It would further be nice to not only have VR support, but to walk towards AR and MR too. Thanks to OpenXR, this should not be too difficult enable in principle. We may want to design advanced experiences for AR and MR though, for which the project complexity can not be estimated at this point.
Besides that, many XR specific performance optimizations are possible. For example:
- Finishing my work on a dedicated VR drawing thread (see temp-vr-draw-thread).
- Single pass drawing
Rather than calling the viewport draw-loop twice (for each eye), its code could be altered to support drawing for multiple eyes in one pass. While full single pass drawing, where each OpenGL draw call actually draws the geometry twice, is a bit ambitious, we can use the existing
DRWViewabstraction to automate executing these draw calls multiple times.
- Threaded viewport drawing
The draw-manager, which manages all viewport drawing, could be made CPU thread safe, so we can reduce time the GPU spends waiting on the CPU. While this would probably not give huge speedups, it's a not all too high hanging fruit.
I've written down some more related information here.

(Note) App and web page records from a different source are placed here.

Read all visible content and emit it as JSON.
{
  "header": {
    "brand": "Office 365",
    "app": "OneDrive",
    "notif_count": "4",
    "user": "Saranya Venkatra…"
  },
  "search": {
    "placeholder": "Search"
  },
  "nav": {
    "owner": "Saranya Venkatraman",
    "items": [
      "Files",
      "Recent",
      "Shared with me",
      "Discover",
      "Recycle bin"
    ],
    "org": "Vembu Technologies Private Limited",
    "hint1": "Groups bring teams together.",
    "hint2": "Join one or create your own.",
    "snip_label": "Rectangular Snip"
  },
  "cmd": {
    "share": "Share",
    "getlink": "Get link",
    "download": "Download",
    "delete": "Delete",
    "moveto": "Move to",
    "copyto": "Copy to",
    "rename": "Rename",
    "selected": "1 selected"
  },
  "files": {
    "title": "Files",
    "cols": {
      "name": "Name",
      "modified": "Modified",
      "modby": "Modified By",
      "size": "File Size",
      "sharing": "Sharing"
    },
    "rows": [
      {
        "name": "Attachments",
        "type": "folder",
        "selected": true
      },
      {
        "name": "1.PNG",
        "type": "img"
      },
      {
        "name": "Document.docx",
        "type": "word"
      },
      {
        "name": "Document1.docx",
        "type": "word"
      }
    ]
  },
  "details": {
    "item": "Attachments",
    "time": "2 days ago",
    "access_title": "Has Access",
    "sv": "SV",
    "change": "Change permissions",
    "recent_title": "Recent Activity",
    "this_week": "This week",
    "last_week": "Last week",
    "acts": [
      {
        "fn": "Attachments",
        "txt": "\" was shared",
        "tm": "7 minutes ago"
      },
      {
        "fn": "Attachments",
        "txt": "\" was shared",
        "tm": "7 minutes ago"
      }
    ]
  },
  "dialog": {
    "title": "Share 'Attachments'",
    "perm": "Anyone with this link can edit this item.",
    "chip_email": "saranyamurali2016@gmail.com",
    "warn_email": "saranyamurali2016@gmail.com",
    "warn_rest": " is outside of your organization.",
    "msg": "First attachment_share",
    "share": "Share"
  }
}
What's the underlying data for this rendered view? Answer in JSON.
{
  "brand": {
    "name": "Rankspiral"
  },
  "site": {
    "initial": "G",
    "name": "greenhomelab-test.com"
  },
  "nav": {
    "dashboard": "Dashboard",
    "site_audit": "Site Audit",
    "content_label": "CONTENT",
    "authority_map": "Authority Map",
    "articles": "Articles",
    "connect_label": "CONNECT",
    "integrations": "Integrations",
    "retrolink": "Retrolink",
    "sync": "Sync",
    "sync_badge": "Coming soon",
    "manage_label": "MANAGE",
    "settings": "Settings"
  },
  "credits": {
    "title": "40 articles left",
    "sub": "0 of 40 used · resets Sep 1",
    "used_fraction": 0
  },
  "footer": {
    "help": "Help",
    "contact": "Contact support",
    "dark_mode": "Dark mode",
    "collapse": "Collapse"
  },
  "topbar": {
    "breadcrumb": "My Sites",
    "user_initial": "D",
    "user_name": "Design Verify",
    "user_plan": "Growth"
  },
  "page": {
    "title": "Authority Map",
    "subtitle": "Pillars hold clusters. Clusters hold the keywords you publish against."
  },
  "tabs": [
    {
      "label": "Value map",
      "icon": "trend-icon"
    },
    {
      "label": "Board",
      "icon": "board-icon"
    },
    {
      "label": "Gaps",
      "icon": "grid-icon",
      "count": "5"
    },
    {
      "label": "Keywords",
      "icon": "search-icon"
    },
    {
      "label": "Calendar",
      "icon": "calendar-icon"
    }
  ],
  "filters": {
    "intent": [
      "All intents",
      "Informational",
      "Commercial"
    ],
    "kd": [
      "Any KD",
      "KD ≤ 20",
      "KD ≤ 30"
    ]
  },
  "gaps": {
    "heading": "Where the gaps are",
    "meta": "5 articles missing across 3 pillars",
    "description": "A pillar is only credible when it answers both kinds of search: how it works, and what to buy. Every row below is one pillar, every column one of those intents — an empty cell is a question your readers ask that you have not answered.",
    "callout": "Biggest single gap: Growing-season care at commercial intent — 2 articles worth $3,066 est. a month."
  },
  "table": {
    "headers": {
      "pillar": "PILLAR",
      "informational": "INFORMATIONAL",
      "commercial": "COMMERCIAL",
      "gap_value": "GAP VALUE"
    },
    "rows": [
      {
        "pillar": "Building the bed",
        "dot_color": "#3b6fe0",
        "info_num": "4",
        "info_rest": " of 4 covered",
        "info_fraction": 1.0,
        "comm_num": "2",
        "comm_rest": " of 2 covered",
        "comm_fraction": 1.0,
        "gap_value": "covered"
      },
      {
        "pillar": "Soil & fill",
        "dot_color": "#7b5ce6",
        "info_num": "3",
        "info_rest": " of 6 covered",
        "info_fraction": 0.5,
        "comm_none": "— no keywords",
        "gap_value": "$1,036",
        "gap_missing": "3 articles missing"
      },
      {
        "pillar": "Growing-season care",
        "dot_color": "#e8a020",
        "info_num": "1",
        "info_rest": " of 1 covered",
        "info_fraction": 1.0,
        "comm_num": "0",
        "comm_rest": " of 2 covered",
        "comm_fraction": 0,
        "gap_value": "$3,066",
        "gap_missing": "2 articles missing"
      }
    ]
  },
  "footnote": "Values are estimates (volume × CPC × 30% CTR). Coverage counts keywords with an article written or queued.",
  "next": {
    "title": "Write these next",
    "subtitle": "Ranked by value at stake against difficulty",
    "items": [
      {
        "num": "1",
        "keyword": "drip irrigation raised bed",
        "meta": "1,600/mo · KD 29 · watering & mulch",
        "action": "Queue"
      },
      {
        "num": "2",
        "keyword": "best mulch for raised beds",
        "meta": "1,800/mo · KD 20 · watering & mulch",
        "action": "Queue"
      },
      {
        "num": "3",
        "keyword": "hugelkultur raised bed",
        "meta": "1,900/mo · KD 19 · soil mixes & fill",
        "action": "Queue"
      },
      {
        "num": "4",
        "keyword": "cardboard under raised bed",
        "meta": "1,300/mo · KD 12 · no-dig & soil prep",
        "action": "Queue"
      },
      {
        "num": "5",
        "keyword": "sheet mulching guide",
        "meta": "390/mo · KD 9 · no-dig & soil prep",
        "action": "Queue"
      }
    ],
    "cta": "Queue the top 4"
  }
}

There is also lots of research and development on topics like foveated rendering, advanced audio playback for XR, multi-GPU rendering support etc. All of these would be very interesting to look at for Blender. These things are very specialized and may be difficult to implement though.
Lastly I should add, that VR rendering with material previews, or even Eevee will need some more work. It's unlikely that they will ever be as fast as the solid shading mode, but we should at least be able to get smooth experiences with reasonably complex scenes. I wasn't able to spend much time testing this unfortunately, my efforts focused on getting overall bottlenecks removed first. There is also the issue of reflective or other view dependent materials: For ground truth rendering, they would have to by calculated twice, once for each eye.
A few "Thank you"s
There were a few people who've put time and effort into supporting the project. First of all I'd like to thank LazyDodo, our Windows maintainer, for his help! Not only did he provide regular testbuilds, he's also been available for testing, feedback, fixing build-system issues and anything else I needed from him really. Then there's my mentor Dalai Felinto, who has always been available to talk over things, but at the same time trusted my expertise on the engineering side. I am grateful for that, it felt like just the right balance.
In few occasions I've also bugged other developers with a question or two. And there are the developers who accepted my proposal. Thank you all! Lastly there are a couple of users who gave feedback and/or tested the branch. I get that this project wasn't the most exiting one for users, as it was another one that merely laid foundations for further work, but you were there nonetheless. Your input was valuable, thank you too!